What you will do: What lines of the data below hold "setup"? Show them.

-- Records provided follows --

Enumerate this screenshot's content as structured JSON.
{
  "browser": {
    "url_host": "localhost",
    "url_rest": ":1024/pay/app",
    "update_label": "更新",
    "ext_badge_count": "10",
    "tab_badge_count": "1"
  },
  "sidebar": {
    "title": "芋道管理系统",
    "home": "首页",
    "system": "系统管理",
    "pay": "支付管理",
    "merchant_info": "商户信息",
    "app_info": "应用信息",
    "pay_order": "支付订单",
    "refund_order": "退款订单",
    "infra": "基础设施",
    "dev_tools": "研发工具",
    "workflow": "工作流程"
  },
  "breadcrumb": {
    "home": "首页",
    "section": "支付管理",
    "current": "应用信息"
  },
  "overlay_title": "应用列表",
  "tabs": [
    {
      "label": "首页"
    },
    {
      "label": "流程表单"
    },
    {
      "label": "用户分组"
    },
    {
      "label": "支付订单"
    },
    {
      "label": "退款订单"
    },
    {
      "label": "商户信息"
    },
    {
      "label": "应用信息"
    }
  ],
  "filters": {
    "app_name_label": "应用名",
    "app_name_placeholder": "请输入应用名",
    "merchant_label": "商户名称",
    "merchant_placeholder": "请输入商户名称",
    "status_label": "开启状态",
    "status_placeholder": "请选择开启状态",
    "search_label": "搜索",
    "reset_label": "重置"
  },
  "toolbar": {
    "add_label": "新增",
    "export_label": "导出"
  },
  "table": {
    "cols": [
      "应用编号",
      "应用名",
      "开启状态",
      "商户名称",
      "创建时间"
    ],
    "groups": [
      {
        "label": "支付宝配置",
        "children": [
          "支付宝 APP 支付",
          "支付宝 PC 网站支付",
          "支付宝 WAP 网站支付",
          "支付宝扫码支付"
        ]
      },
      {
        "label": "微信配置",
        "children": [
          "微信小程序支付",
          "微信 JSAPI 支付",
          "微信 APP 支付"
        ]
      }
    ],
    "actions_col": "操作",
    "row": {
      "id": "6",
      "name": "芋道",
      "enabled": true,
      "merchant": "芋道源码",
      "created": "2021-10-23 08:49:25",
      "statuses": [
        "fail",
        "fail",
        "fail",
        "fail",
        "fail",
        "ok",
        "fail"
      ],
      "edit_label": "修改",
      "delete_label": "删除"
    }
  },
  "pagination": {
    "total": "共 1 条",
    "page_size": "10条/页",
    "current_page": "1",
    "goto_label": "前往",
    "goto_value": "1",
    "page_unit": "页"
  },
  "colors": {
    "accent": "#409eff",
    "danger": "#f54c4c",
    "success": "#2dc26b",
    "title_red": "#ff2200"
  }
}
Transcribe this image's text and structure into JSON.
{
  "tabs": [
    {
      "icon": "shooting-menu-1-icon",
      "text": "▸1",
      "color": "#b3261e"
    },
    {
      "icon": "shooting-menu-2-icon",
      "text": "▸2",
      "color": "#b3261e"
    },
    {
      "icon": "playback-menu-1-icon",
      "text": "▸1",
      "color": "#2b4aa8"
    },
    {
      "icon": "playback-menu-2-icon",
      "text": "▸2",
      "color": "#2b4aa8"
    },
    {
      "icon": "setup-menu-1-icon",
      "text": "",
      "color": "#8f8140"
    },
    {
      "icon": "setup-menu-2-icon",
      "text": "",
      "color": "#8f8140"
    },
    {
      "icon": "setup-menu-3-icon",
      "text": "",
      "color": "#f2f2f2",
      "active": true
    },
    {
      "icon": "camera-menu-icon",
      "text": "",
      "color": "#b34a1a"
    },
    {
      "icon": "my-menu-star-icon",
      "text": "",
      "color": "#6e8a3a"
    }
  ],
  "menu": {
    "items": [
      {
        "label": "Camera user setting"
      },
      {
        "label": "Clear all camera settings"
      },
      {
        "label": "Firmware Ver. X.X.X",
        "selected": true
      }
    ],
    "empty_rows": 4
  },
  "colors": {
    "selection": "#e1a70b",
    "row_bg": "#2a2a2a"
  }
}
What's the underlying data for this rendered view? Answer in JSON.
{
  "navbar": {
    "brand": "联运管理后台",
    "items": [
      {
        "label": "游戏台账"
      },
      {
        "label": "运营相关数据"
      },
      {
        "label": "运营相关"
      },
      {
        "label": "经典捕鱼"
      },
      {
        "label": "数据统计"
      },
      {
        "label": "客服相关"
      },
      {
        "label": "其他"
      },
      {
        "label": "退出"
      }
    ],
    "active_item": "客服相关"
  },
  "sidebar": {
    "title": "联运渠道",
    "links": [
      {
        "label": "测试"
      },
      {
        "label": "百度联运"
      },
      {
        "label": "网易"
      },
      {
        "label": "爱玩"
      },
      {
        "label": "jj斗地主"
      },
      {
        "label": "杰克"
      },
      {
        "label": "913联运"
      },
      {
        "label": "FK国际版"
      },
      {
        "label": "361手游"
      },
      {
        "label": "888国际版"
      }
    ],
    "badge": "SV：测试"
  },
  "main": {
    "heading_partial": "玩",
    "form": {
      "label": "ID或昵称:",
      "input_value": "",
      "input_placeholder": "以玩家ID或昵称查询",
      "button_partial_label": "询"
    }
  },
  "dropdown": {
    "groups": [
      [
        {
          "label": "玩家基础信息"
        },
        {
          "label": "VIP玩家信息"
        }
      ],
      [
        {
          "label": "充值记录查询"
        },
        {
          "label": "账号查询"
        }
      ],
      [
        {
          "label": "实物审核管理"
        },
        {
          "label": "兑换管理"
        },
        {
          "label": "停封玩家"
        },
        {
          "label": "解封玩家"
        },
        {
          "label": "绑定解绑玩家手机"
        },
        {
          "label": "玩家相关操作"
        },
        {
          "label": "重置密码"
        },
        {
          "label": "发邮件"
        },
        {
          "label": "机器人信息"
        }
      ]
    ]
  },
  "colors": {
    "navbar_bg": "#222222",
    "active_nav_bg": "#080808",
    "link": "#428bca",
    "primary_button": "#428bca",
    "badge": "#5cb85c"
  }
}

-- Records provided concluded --

Result of this task:
      "icon": "setup-menu-1-icon",
      "icon": "setup-menu-2-icon",
      "icon": "setup-menu-3-icon",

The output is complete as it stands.